▸ ACTIVITY
All of the data below is to be repeated exactly, except for the pictures.

(Dataset rows for apps and sites)

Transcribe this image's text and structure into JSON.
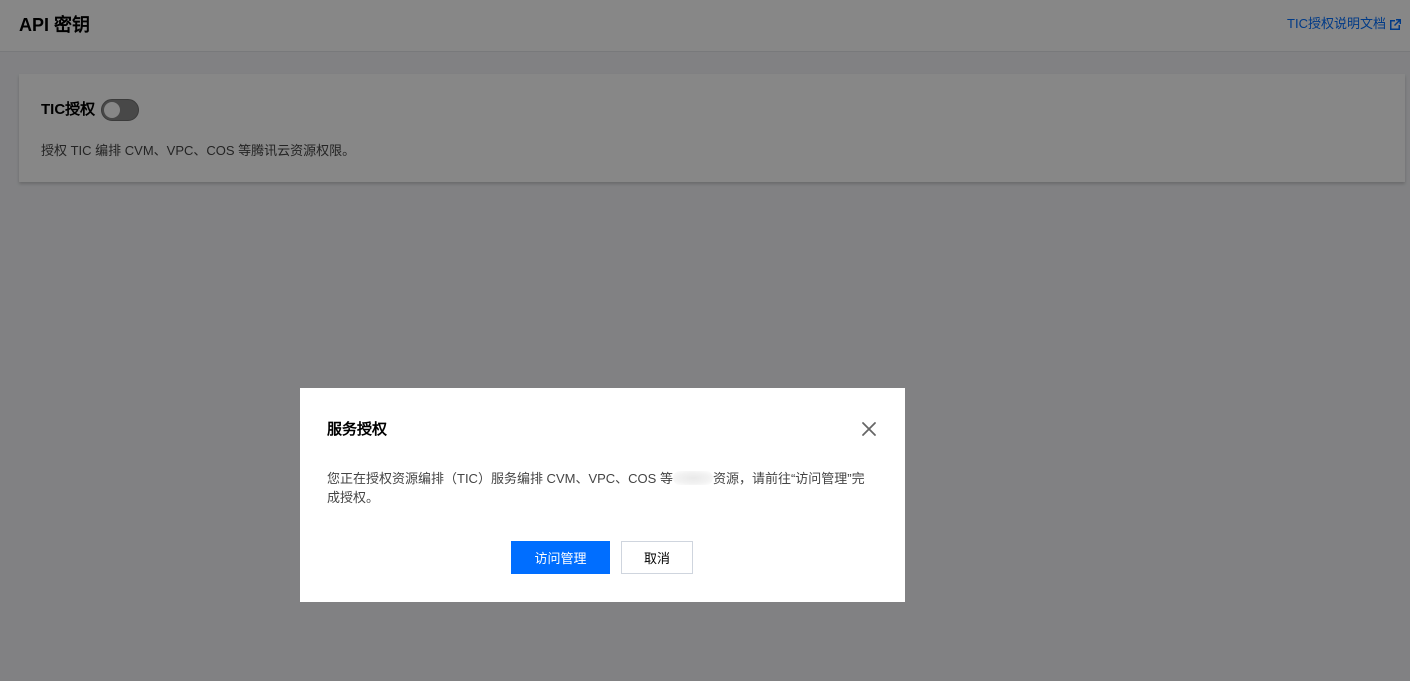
{
  "header": {
    "title": "API 密钥",
    "doc_link": "TIC授权说明文档",
    "doc_link_icon": "external-link-icon"
  },
  "card": {
    "title": "TIC授权",
    "toggle_state": "off",
    "description": "授权 TIC 编排 CVM、VPC、COS 等腾讯云资源权限。"
  },
  "dialog": {
    "title": "服务授权",
    "close_icon": "close-icon",
    "body_before": "您正在授权资源编排（TIC）服务编排 CVM、VPC、COS 等",
    "body_after": "资源，请前往“访问管理”完成授权。",
    "confirm_label": "访问管理",
    "cancel_label": "取消"
  },
  "colors": {
    "primary": "#006eff",
    "overlay": "rgba(0,0,0,0.47)",
    "toggle_off": "#888888"
  }
}
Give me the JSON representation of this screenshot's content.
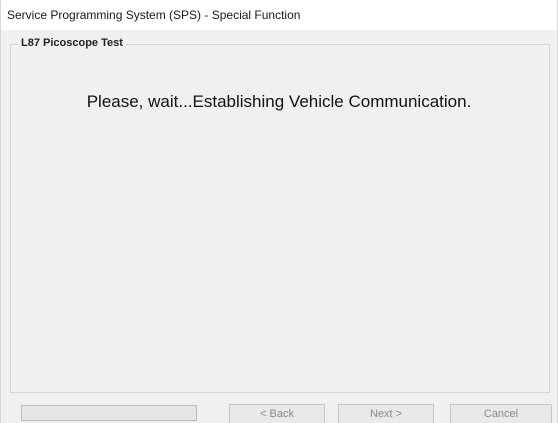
{
  "window": {
    "title": "Service Programming System (SPS) - Special Function"
  },
  "group": {
    "title": "L87 Picoscope Test"
  },
  "message": "Please, wait...Establishing Vehicle Communication.",
  "progress": {
    "value": 0
  },
  "buttons": {
    "back": "< Back",
    "next": "Next >",
    "cancel": "Cancel"
  },
  "colors": {
    "window_bg": "#f0f0f0",
    "titlebar_bg": "#ffffff",
    "disabled_text": "#8a8a8a"
  }
}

▸ THE ANSWER
Transcribe this image's text and structure into JSON.
{
  "header": {
    "title": "API 密钥",
    "doc_link": "TIC授权说明文档",
    "doc_link_icon": "external-link-icon"
  },
  "card": {
    "title": "TIC授权",
    "toggle_state": "off",
    "description": "授权 TIC 编排 CVM、VPC、COS 等腾讯云资源权限。"
  },
  "dialog": {
    "title": "服务授权",
    "close_icon": "close-icon",
    "body_before": "您正在授权资源编排（TIC）服务编排 CVM、VPC、COS 等",
    "body_after": "资源，请前往“访问管理”完成授权。",
    "confirm_label": "访问管理",
    "cancel_label": "取消"
  },
  "colors": {
    "primary": "#006eff",
    "overlay": "rgba(0,0,0,0.47)",
    "toggle_off": "#888888"
  }
}
Give me the JSON representation of this screenshot's content.
{
  "window": {
    "title": "Service Programming System (SPS) - Special Function"
  },
  "group": {
    "title": "L87 Picoscope Test"
  },
  "message": "Please, wait...Establishing Vehicle Communication.",
  "progress": {
    "value": 0
  },
  "buttons": {
    "back": "< Back",
    "next": "Next >",
    "cancel": "Cancel"
  },
  "colors": {
    "window_bg": "#f0f0f0",
    "titlebar_bg": "#ffffff",
    "disabled_text": "#8a8a8a"
  }
}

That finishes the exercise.